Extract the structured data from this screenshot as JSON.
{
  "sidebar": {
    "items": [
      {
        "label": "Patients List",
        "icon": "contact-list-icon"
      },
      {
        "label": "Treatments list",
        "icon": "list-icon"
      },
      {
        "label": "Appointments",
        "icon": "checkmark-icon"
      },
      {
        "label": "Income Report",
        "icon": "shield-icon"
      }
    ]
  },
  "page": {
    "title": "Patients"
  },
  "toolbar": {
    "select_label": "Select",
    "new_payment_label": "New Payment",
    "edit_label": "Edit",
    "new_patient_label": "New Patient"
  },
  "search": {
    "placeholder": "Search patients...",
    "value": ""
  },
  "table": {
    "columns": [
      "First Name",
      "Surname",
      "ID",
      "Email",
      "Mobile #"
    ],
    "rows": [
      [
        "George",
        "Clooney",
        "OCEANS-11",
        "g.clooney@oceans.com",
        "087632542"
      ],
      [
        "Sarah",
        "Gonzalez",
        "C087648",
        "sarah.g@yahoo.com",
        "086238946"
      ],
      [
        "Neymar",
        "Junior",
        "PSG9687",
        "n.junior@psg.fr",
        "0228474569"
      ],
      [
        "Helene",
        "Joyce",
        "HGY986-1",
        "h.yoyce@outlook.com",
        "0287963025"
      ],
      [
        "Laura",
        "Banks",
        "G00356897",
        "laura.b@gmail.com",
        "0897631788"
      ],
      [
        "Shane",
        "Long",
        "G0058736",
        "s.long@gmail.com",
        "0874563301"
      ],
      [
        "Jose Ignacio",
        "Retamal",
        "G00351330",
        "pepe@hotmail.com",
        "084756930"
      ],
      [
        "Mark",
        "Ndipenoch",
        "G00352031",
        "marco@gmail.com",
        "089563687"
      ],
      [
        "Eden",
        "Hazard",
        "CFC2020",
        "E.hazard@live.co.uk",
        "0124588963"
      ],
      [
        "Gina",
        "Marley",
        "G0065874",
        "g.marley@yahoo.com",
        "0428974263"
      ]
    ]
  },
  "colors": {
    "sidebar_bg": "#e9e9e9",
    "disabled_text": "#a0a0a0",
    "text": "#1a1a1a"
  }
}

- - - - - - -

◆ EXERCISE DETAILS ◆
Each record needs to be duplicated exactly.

◆ TASK OUTPUT ◆
Extract the structured data from this screenshot as JSON.
{
  "sidebar": {
    "items": [
      {
        "label": "Patients List",
        "icon": "contact-list-icon"
      },
      {
        "label": "Treatments list",
        "icon": "list-icon"
      },
      {
        "label": "Appointments",
        "icon": "checkmark-icon"
      },
      {
        "label": "Income Report",
        "icon": "shield-icon"
      }
    ]
  },
  "page": {
    "title": "Patients"
  },
  "toolbar": {
    "select_label": "Select",
    "new_payment_label": "New Payment",
    "edit_label": "Edit",
    "new_patient_label": "New Patient"
  },
  "search": {
    "placeholder": "Search patients...",
    "value": ""
  },
  "table": {
    "columns": [
      "First Name",
      "Surname",
      "ID",
      "Email",
      "Mobile #"
    ],
    "rows": [
      [
        "George",
        "Clooney",
        "OCEANS-11",
        "g.clooney@oceans.com",
        "087632542"
      ],
      [
        "Sarah",
        "Gonzalez",
        "C087648",
        "sarah.g@yahoo.com",
        "086238946"
      ],
      [
        "Neymar",
        "Junior",
        "PSG9687",
        "n.junior@psg.fr",
        "0228474569"
      ],
      [
        "Helene",
        "Joyce",
        "HGY986-1",
        "h.yoyce@outlook.com",
        "0287963025"
      ],
      [
        "Laura",
        "Banks",
        "G00356897",
        "laura.b@gmail.com",
        "0897631788"
      ],
      [
        "Shane",
        "Long",
        "G0058736",
        "s.long@gmail.com",
        "0874563301"
      ],
      [
        "Jose Ignacio",
        "Retamal",
        "G00351330",
        "pepe@hotmail.com",
        "084756930"
      ],
      [
        "Mark",
        "Ndipenoch",
        "G00352031",
        "marco@gmail.com",
        "089563687"
      ],
      [
        "Eden",
        "Hazard",
        "CFC2020",
        "E.hazard@live.co.uk",
        "0124588963"
      ],
      [
        "Gina",
        "Marley",
        "G0065874",
        "g.marley@yahoo.com",
        "0428974263"
      ]
    ]
  },
  "colors": {
    "sidebar_bg": "#e9e9e9",
    "disabled_text": "#a0a0a0",
    "text": "#1a1a1a"
  }
}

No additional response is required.